• WHAT NEEDS TO BE DONE
The full set of entries should be repeated without a single change.

__________

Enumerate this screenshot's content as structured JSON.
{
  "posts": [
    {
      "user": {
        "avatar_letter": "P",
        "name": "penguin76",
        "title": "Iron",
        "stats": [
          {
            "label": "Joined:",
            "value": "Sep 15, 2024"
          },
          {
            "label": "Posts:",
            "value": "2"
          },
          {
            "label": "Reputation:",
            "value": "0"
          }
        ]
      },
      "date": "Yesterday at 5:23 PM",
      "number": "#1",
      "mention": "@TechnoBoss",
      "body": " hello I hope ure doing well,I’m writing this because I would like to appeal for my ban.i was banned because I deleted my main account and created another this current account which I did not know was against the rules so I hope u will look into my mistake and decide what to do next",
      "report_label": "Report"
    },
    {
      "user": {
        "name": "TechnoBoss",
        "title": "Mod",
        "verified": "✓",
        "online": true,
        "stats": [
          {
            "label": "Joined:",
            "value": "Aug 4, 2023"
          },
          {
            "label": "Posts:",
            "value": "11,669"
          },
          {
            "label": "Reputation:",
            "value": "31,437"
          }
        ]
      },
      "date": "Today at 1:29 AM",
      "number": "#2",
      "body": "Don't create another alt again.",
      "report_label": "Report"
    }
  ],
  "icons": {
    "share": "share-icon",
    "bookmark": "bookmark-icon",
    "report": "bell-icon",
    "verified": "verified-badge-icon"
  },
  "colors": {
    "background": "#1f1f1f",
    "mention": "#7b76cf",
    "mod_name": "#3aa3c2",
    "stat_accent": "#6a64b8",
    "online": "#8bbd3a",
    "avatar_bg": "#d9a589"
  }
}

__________

• SOLUTION TO THE PROBLEM
Enumerate this screenshot's content as structured JSON.
{
  "posts": [
    {
      "user": {
        "avatar_letter": "P",
        "name": "penguin76",
        "title": "Iron",
        "stats": [
          {
            "label": "Joined:",
            "value": "Sep 15, 2024"
          },
          {
            "label": "Posts:",
            "value": "2"
          },
          {
            "label": "Reputation:",
            "value": "0"
          }
        ]
      },
      "date": "Yesterday at 5:23 PM",
      "number": "#1",
      "mention": "@TechnoBoss",
      "body": " hello I hope ure doing well,I’m writing this because I would like to appeal for my ban.i was banned because I deleted my main account and created another this current account which I did not know was against the rules so I hope u will look into my mistake and decide what to do next",
      "report_label": "Report"
    },
    {
      "user": {
        "name": "TechnoBoss",
        "title": "Mod",
        "verified": "✓",
        "online": true,
        "stats": [
          {
            "label": "Joined:",
            "value": "Aug 4, 2023"
          },
          {
            "label": "Posts:",
            "value": "11,669"
          },
          {
            "label": "Reputation:",
            "value": "31,437"
          }
        ]
      },
      "date": "Today at 1:29 AM",
      "number": "#2",
      "body": "Don't create another alt again.",
      "report_label": "Report"
    }
  ],
  "icons": {
    "share": "share-icon",
    "bookmark": "bookmark-icon",
    "report": "bell-icon",
    "verified": "verified-badge-icon"
  },
  "colors": {
    "background": "#1f1f1f",
    "mention": "#7b76cf",
    "mod_name": "#3aa3c2",
    "stat_accent": "#6a64b8",
    "online": "#8bbd3a",
    "avatar_bg": "#d9a589"
  }
}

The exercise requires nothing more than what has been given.